This one is pretty small (11x7cm) and simple. I have to admit that when I was making it I also completed several other artworks that same evening and didn’t give this one as much thought as it deserved; equal to that of the others. I was being unfair with my art. However, I have given it some further review* and consideration and have decided that it’s pretty good.
* I also feel that I must take this opportunity to comment on my frequent use of QR codes. I kind of have a ridiculous obsession with them. To me, they are the climax of abstraction: totally nonsensical pixel barf. We have successfully created a language of sorts that can only be spoken and understood with the use of technology. Without a functioning phone or other device that can decipher these codes, their meaning is unknown. It’s a weird thing, but very representative of the nature of our societies.
I find it additionally interesting that we tolerate QR codes infiltrating our public, and increasingly, private space. These damn things are all over the place. That’s why I am able to find so many in magazines. Almost every ad has this little black and white gibberish square in the corner somewhere or sometimes right up front and center. Don’t try and convince me that it wasn’t possible to design QR codes to look a little more appealing. They look like my TV screen when I was playing original Nintendo and someone kicked the console.
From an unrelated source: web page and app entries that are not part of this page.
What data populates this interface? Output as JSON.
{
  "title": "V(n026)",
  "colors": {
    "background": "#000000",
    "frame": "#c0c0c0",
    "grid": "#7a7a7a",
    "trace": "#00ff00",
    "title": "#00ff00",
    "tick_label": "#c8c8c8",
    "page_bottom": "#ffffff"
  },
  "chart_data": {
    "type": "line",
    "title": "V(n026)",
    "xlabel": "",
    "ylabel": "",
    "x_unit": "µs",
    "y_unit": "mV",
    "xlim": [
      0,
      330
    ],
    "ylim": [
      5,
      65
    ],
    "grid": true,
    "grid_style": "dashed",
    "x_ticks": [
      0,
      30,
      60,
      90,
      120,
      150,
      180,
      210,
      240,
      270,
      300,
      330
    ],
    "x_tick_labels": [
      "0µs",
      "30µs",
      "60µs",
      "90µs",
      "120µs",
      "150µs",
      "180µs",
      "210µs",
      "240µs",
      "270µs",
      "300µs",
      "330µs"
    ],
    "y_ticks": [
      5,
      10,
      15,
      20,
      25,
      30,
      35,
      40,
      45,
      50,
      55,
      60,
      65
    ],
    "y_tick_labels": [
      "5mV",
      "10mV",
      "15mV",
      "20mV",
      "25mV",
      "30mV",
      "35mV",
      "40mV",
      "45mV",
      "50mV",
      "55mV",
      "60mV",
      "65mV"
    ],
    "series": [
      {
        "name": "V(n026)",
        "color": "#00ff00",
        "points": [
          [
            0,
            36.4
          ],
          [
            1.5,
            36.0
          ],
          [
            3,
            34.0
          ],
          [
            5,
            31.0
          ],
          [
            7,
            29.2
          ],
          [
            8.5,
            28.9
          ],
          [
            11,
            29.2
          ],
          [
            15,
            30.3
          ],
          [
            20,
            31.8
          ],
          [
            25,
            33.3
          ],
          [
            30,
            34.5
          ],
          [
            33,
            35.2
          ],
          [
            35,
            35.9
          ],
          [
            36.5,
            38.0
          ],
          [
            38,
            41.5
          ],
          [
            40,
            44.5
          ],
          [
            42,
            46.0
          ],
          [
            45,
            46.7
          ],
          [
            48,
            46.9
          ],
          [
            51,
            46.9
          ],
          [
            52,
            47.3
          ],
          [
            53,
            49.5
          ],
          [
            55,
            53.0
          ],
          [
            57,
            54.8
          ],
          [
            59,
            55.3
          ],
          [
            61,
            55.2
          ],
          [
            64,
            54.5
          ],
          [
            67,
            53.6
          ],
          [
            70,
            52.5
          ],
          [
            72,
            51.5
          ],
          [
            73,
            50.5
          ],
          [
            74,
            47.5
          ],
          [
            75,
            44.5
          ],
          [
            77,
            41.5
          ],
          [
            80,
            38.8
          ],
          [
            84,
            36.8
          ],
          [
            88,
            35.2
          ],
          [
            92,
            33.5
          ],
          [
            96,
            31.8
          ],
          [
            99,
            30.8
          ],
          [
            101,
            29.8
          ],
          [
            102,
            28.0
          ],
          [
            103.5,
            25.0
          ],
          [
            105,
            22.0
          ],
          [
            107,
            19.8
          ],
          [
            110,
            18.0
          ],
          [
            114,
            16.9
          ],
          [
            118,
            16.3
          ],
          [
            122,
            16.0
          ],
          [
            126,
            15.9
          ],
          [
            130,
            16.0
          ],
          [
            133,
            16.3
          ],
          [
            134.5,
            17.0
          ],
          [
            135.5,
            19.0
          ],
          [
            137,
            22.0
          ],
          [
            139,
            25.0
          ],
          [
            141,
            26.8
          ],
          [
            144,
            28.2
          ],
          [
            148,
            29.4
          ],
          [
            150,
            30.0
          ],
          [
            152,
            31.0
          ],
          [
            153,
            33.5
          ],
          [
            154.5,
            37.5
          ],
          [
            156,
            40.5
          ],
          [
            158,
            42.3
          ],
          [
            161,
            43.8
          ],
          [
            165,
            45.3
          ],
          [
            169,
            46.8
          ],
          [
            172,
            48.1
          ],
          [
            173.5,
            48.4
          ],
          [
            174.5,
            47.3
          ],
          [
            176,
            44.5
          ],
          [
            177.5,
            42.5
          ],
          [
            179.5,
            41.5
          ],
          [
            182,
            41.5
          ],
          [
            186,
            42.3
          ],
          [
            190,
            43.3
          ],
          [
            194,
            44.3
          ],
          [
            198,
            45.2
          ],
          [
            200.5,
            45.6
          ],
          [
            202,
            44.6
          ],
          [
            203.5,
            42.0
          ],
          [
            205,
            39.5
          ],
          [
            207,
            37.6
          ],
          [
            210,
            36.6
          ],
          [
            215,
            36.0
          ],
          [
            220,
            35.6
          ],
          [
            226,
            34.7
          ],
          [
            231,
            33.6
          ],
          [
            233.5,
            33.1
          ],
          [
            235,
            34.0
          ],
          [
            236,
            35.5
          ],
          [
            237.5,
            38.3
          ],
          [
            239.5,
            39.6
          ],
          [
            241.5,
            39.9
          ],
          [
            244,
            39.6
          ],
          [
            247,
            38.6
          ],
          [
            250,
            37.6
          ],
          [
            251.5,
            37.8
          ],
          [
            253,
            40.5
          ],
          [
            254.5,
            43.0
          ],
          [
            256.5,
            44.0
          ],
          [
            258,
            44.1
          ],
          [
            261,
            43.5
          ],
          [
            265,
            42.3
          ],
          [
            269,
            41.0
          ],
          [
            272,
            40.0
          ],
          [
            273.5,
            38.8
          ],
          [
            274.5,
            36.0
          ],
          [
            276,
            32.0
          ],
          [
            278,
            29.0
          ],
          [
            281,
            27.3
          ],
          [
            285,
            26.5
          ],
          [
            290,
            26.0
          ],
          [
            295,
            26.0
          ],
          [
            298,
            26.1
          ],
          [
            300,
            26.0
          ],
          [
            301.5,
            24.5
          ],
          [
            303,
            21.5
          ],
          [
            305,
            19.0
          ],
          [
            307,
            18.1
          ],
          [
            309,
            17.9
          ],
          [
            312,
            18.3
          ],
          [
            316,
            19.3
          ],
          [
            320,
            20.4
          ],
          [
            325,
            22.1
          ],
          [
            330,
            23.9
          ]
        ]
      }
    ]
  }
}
But I shouldn’t say stuff like that, because I find them appealing because they’re so indescribable and quite important for accurately defining and addressing the digital culture that we are continuing to cultivate.